THE RECENT OPENING of the Brooklyn Park Senior Center has resulted in many positive changes for the community. Where area seniors once were served by only a nutrition site, they now are enjoying a variety of programs, classes ranging from ceramics to computer science, and the opportunity to meet five days a week to enjoy each other's company.
But there is a downside.
They no longer will be greeted by the cheerful voice of volunteer Elizabeth Hildt as they enter the door. After 20 years of volunteer service, she is retiring from her duties at the center.
Hildt has seen the county's services to seniors in Brooklyn Park grow through her two decades from a once-a-week nutrition program at the Arundel Improvement Association building at 705 Cross St.
When the nutrition site was moved to the Brooklyn Park Library, the program grew to four days a week. It moved again, to Hammonds Lane when Brooklyn Park-Lindale Middle School closed, then took up residence at nearby Arundel Village Shopping Center during the school building's renovation as a multi-use community center - including the senior center.
One constant through all the moves was Hildt's dedication to the seniors at each site. Her responsibilities included manning the front desk, processing routine paperwork, arranging monthly trips and handling the recordkeeping on lunch orders.
"It's important for seniors to get one good meal a day. It's easier to fix a sandwich than to prepare a meal, and fast food is not what seniors need. When we were at the library we had lunch one day a week; now there is lunch every day," Hildt said.
One day a week, members of the Korean community gather at the center, where sampling Korean delicacies has made for a pleasant change to the regular "American" lunch menu.
"The Korean seniors have encouraged us to join them. People enjoy trying something new, and now we're getting a taste for Korean food. At first we had no idea what they were serving. It is very nice, something different," she said.
A retired teacher, Hildt has made Brooklyn Park her home for 55 years. She was born in Hanover and moved here with her husband when they married. She began teaching at Solley Elementary, spent 27 years at Baltimore's School No. 203 in Brooklyn - now known as Marie Farring Elementary School - and taught at a private kindergarten for 10 years before ending her career at Park Elementary.
Former pupils remember her fondly.

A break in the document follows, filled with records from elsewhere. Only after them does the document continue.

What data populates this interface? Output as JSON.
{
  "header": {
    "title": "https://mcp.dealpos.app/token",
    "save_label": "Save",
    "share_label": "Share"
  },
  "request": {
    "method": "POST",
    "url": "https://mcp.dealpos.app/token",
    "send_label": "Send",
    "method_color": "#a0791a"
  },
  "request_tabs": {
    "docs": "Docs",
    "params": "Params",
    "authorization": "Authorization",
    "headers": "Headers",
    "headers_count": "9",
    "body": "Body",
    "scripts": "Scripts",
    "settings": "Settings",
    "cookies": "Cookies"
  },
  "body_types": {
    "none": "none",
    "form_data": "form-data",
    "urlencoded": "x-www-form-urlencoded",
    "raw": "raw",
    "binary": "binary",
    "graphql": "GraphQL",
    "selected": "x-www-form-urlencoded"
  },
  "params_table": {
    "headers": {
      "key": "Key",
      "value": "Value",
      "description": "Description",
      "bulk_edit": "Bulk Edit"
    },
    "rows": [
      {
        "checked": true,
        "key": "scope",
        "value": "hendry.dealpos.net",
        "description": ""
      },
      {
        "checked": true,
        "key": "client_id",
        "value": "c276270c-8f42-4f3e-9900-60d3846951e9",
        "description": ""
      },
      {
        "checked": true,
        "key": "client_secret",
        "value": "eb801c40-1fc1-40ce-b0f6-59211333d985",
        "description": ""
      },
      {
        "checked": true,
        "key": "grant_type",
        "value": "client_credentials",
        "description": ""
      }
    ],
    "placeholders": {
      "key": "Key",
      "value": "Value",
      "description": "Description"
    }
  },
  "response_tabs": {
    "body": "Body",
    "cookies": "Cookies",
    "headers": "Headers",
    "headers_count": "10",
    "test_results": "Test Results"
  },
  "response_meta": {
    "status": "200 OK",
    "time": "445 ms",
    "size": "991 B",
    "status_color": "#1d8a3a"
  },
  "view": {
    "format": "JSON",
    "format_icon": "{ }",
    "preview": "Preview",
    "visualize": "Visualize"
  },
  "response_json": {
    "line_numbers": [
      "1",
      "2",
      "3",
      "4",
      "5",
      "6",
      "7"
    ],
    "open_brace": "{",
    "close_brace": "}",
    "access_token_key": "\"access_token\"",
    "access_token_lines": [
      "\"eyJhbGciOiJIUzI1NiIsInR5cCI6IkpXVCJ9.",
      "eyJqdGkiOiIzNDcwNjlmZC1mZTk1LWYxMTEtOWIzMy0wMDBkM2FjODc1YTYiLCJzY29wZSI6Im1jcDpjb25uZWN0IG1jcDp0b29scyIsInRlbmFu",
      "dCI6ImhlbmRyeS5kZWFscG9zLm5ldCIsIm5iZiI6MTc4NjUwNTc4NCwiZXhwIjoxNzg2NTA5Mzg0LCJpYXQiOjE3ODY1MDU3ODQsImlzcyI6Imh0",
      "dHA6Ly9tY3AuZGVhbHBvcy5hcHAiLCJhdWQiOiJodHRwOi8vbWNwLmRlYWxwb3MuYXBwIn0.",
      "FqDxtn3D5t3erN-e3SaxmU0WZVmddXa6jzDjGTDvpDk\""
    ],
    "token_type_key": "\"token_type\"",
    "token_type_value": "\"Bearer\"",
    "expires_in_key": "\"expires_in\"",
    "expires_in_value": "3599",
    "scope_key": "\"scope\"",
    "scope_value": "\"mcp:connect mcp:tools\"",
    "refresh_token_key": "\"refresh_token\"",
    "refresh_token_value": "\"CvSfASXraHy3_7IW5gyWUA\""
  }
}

"I can be out cutting the hedge and someone will pull their car over and say, `Miss Hildt, do you remember me?'" she says.
"One young man who pulled over had a full beard and asked if I recognized him. I replied that too much of his face was covered for me to recognize him. Then he started to tell me about some of the things that he did in school, and, of course, I did remember him. He said that he just wanted to say how much he enjoyed my class. I even got to teach a second generation of students, and I loved every minute of it."
Keeping busy is not a problem for Hildt. She is the newly elected secretary for the Brooklyn Heights Improvement Association, secretary of the Northern District Police Community Relations Council, president of the Brooklyn Park-Brooklyn Heights Women's Club, secretary for the Arundel Improvement Association, secretary for the association's branch of the county Office for Senior Activities and Services, membership chairwoman for the Free State Day Lily Society, secretary of the Garden Club of Brooklyn and a volunteer at the Brooklyn Park Library.
Asked how she manages to keep such an active schedule, Hildt said: "Well, it's just me, myself and I. If I don't turn on the idiot box, I can get things done."
Even though she no longer will be volunteering at the senior center, Hildt does not intend to be a stranger there. She has signed up for classes in ceramics, flower arranging and other crafts.
"It's such a wonderful place, like a dream come true. It's fascinating how the site has grown. We are no longer a site; now we're a center. We have had 80 people in one day come in for line dancing or computer class."
Hildt received a citation from the Department of Aging for her efforts over the years.
"You know," she said, "I never thought that it made a difference whether I was there or not. Now I know that it was appreciated."
Ready for 2001?
It's time to start planning how to celebrate the real beginning of the millennium - the arrival of 2001. And the Roland Terrace Democratic Club, 616 Matthews Ave., has a suggestion.
The Club is holding a New Year's Eve Dance from 8 p.m. to 2 a.m. Admission of $30 will cover a steak dinner, limited open bar and a cold buffet later in the evening. Glenn and the Gemstones will provide the music.
Reservations: Ray Cadden at 410-789-1914 or the club at 410- 636-1504
Olde B.P. meeting
Capt. Ronald Bateman, commander of the county police's Northern District, will discuss crime in the district at Tuesday's meeting of the Olde Brooklyn Park Improvement Association.
The meeting will be at 7 p.m. at Brooklyn Park Elementary School, 14th Avenue and Morgan Road.